If you rewrite this as
y' = [2x - cos(x)]y
y'/y = 2x - cos(x)
the equation is separable.
Alternatively you can write it as
y' + [cos(x) - 2x]y = 0
and use the Integrating Factor method since it's also first-order linear.
Find a solution to the given differential equation: y'+(cosx)y=2xy where y(0)=-2
Let p(x)=cosx
Let g(x)=2xy
Let mu(x)=e^(integral of cosx)=e^sinx
e^sinx(y')+e^sinx(cosx)y=e^sinx(2xy)
Integral of (e^sin(x)y)' dx= Integral of e^(sinx)2xy dx
But then I realized I couldn't further simplify the integral on the right hand side. So how do I find C?
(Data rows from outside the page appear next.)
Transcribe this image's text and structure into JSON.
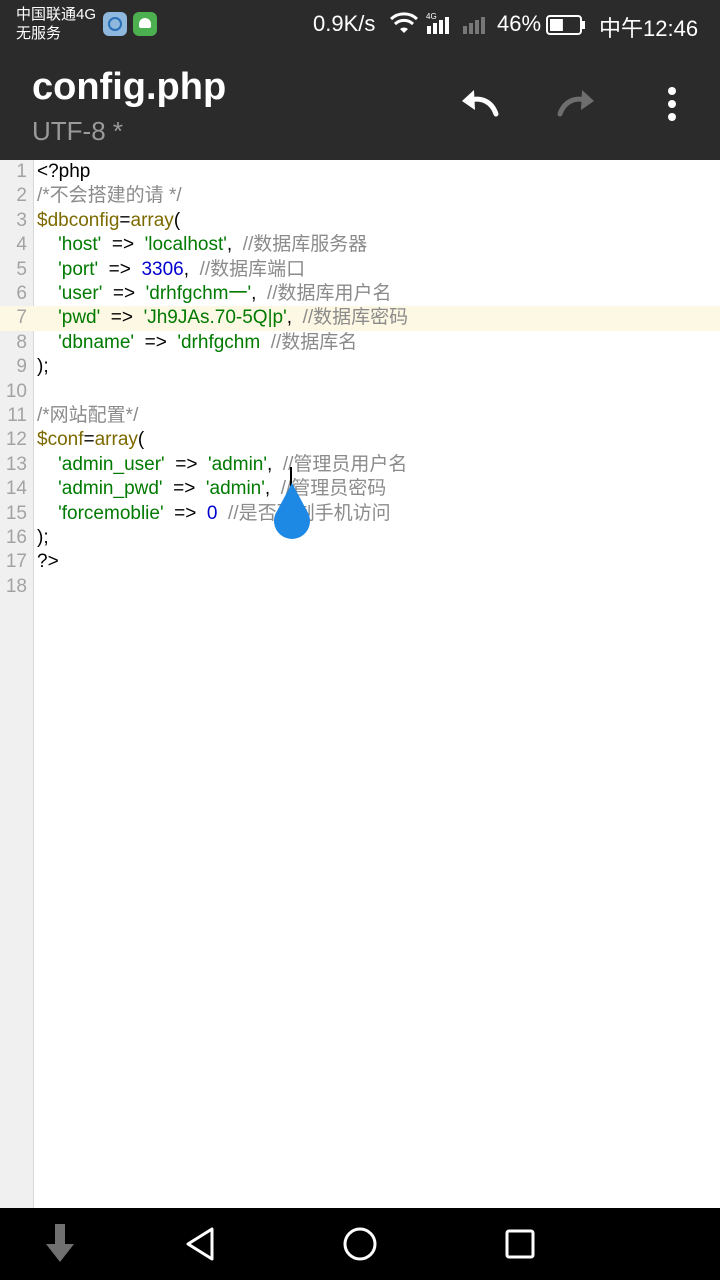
{
  "status_bar": {
    "carrier_line1": "中国联通4G",
    "carrier_line2": "无服务",
    "net_speed": "0.9K/s",
    "network_type": "4G",
    "battery_percent": "46%",
    "battery_level": 0.46,
    "time": "中午12:46"
  },
  "toolbar": {
    "title": "config.php",
    "subtitle": "UTF-8 *",
    "undo_icon": "undo-icon",
    "redo_icon": "redo-icon",
    "more_icon": "more-vert-icon"
  },
  "editor": {
    "active_line": 7,
    "lines": [
      [
        {
          "t": "plain",
          "s": "<?php"
        }
      ],
      [
        {
          "t": "comment",
          "s": "/*不会搭建的请 */"
        }
      ],
      [
        {
          "t": "var",
          "s": "$dbconfig"
        },
        {
          "t": "plain",
          "s": "="
        },
        {
          "t": "func",
          "s": "array"
        },
        {
          "t": "plain",
          "s": "("
        }
      ],
      [
        {
          "t": "plain",
          "s": "    "
        },
        {
          "t": "str",
          "s": "'host'"
        },
        {
          "t": "plain",
          "s": "  =>  "
        },
        {
          "t": "str",
          "s": "'localhost'"
        },
        {
          "t": "plain",
          "s": ",  "
        },
        {
          "t": "comment",
          "s": "//数据库服务器"
        }
      ],
      [
        {
          "t": "plain",
          "s": "    "
        },
        {
          "t": "str",
          "s": "'port'"
        },
        {
          "t": "plain",
          "s": "  =>  "
        },
        {
          "t": "num",
          "s": "3306"
        },
        {
          "t": "plain",
          "s": ",  "
        },
        {
          "t": "comment",
          "s": "//数据库端口"
        }
      ],
      [
        {
          "t": "plain",
          "s": "    "
        },
        {
          "t": "str",
          "s": "'user'"
        },
        {
          "t": "plain",
          "s": "  =>  "
        },
        {
          "t": "str",
          "s": "'drhfgchm一'"
        },
        {
          "t": "plain",
          "s": ",  "
        },
        {
          "t": "comment",
          "s": "//数据库用户名"
        }
      ],
      [
        {
          "t": "plain",
          "s": "    "
        },
        {
          "t": "str",
          "s": "'pwd'"
        },
        {
          "t": "plain",
          "s": "  =>  "
        },
        {
          "t": "str",
          "s": "'Jh9JAs.70-5Q|p'"
        },
        {
          "t": "plain",
          "s": ",  "
        },
        {
          "t": "comment",
          "s": "//数据库密码"
        }
      ],
      [
        {
          "t": "plain",
          "s": "    "
        },
        {
          "t": "str",
          "s": "'dbname'"
        },
        {
          "t": "plain",
          "s": "  =>  "
        },
        {
          "t": "str",
          "s": "'drhfgchm"
        },
        {
          "t": "plain",
          "s": "  "
        },
        {
          "t": "comment",
          "s": "//数据库名"
        }
      ],
      [
        {
          "t": "plain",
          "s": ");"
        }
      ],
      [],
      [
        {
          "t": "comment",
          "s": "/*网站配置*/"
        }
      ],
      [
        {
          "t": "var",
          "s": "$conf"
        },
        {
          "t": "plain",
          "s": "="
        },
        {
          "t": "func",
          "s": "array"
        },
        {
          "t": "plain",
          "s": "("
        }
      ],
      [
        {
          "t": "plain",
          "s": "    "
        },
        {
          "t": "str",
          "s": "'admin_user'"
        },
        {
          "t": "plain",
          "s": "  =>  "
        },
        {
          "t": "str",
          "s": "'admin'"
        },
        {
          "t": "plain",
          "s": ",  "
        },
        {
          "t": "comment",
          "s": "//管理员用户名"
        }
      ],
      [
        {
          "t": "plain",
          "s": "    "
        },
        {
          "t": "str",
          "s": "'admin_pwd'"
        },
        {
          "t": "plain",
          "s": "  =>  "
        },
        {
          "t": "str",
          "s": "'admin'"
        },
        {
          "t": "plain",
          "s": ",  "
        },
        {
          "t": "comment",
          "s": "//管理员密码"
        }
      ],
      [
        {
          "t": "plain",
          "s": "    "
        },
        {
          "t": "str",
          "s": "'forcemoblie'"
        },
        {
          "t": "plain",
          "s": "  =>  "
        },
        {
          "t": "num",
          "s": "0"
        },
        {
          "t": "plain",
          "s": "  "
        },
        {
          "t": "comment",
          "s": "//是否强制手机访问"
        }
      ],
      [
        {
          "t": "plain",
          "s": ");"
        }
      ],
      [
        {
          "t": "plain",
          "s": "?>"
        }
      ],
      []
    ]
  },
  "colors": {
    "bar_bg": "#2b2b2b",
    "string": "#007a00",
    "number": "#0000d0",
    "variable": "#7c6a00",
    "comment": "#8b8b8b",
    "active_line_bg": "#fdf8e4",
    "cursor_handle": "#1e88e5"
  },
  "nav_bar": {
    "down_icon": "arrow-down-icon",
    "back_icon": "back-triangle-icon",
    "home_icon": "home-circle-icon",
    "recent_icon": "recent-square-icon"
  }
}
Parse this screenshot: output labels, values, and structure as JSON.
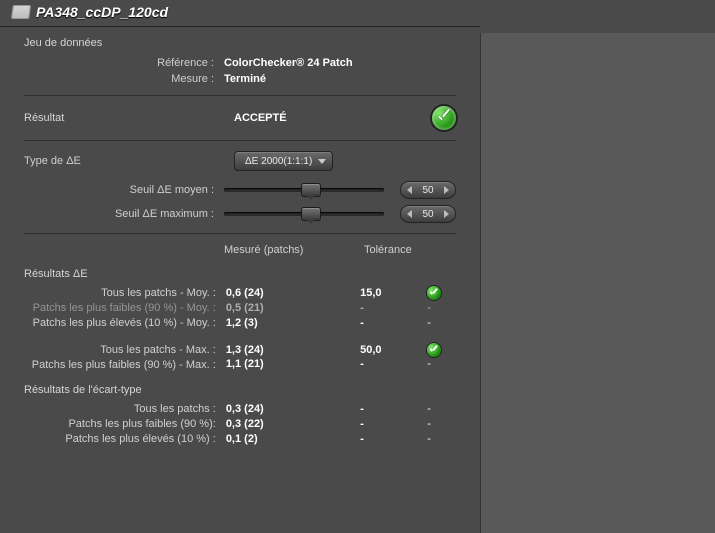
{
  "title": "PA348_ccDP_120cd",
  "dataset": {
    "label": "Jeu de données",
    "reference_label": "Référence :",
    "reference_value": "ColorChecker® 24 Patch",
    "measure_label": "Mesure :",
    "measure_value": "Terminé"
  },
  "result": {
    "label": "Résultat",
    "value": "ACCEPTÉ"
  },
  "delta_e_type": {
    "label": "Type de ΔE",
    "selected": "ΔE 2000(1:1:1)"
  },
  "thresholds": {
    "avg_label": "Seuil ΔE moyen :",
    "avg_value": "50",
    "max_label": "Seuil ΔE maximum :",
    "max_value": "50"
  },
  "columns": {
    "measured": "Mesuré (patchs)",
    "tolerance": "Tolérance"
  },
  "delta_e_results": {
    "heading": "Résultats ΔE",
    "rows": [
      {
        "label": "Tous les patchs - Moy. :",
        "measured": "0,6  (24)",
        "tolerance": "15,0",
        "ok": true
      },
      {
        "label": "Patchs les plus faibles (90 %) - Moy. :",
        "measured": "0,5  (21)",
        "tolerance": "-",
        "ok": "-",
        "faded": true
      },
      {
        "label": "Patchs les plus élevés (10 %) - Moy. :",
        "measured": "1,2  (3)",
        "tolerance": "-",
        "ok": "-"
      },
      {
        "spacer": true
      },
      {
        "label": "Tous les patchs - Max. :",
        "measured": "1,3  (24)",
        "tolerance": "50,0",
        "ok": true
      },
      {
        "label": "Patchs les plus faibles (90 %) - Max. :",
        "measured": "1,1  (21)",
        "tolerance": "-",
        "ok": "-"
      }
    ]
  },
  "stddev_results": {
    "heading": "Résultats de l'écart-type",
    "rows": [
      {
        "label": "Tous les patchs :",
        "measured": "0,3  (24)",
        "tolerance": "-",
        "ok": "-"
      },
      {
        "label": "Patchs les plus faibles (90 %):",
        "measured": "0,3  (22)",
        "tolerance": "-",
        "ok": "-"
      },
      {
        "label": "Patchs les plus élevés (10 %) :",
        "measured": "0,1 (2)",
        "tolerance": "-",
        "ok": "-"
      }
    ]
  }
}
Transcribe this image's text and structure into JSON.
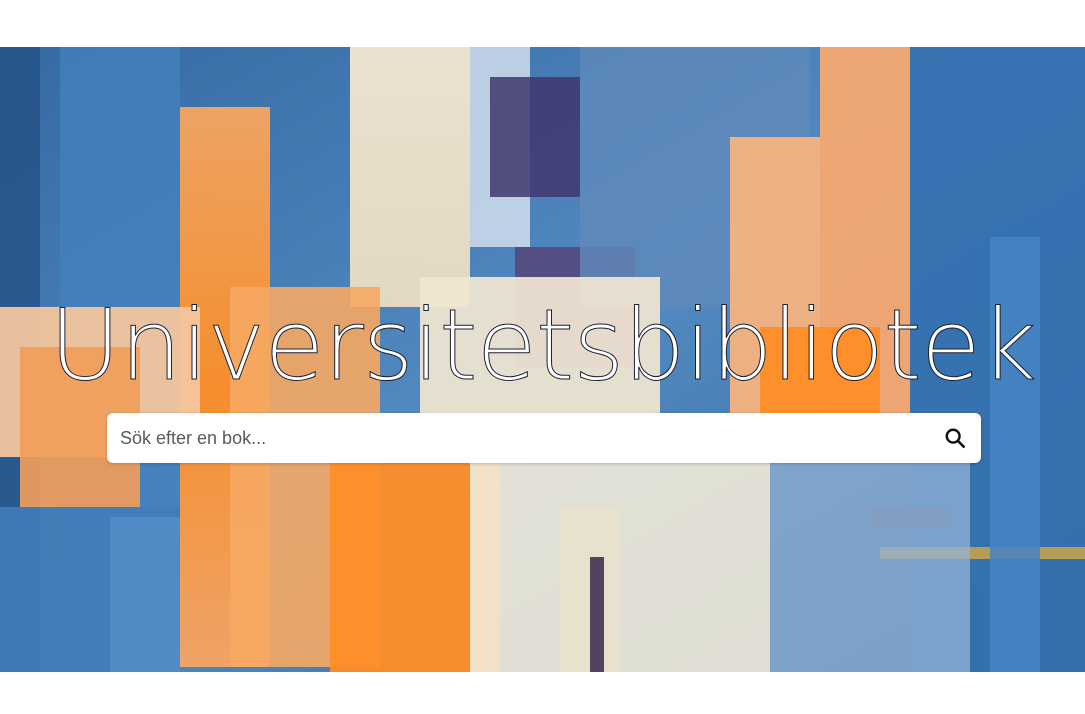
{
  "hero": {
    "title": "Universitetsbibliotek"
  },
  "search": {
    "placeholder": "Sök efter en bok...",
    "value": "",
    "icon": "search-icon"
  },
  "colors": {
    "background": "#ffffff",
    "title_fill": "#ffffff",
    "title_outline": "#1c2030"
  }
}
So if I use separation of variables:
dy/dx+(cosx)y=2xy
dy/dx=2xy-(cosx)y
dy/dx=y(2x-cosx)
(1/y)dy=(2x-cosx)dx
ln (absolute y)+K=x^2-sinx+C
e^(x^2-sinx+C)= absolute y
2=e^(0+sin(0)+c) (-2 becomes 2 since it's absolute value)
2=e^(c)
c=ln(absolute value 2)
So plugging it back in: ln(absolute y)=x^2-sinx+ln(absolute 2)
e^(x^2-sinx+ln(absolute 2))=y. FINAL ANSWER. IS IT RIGHT?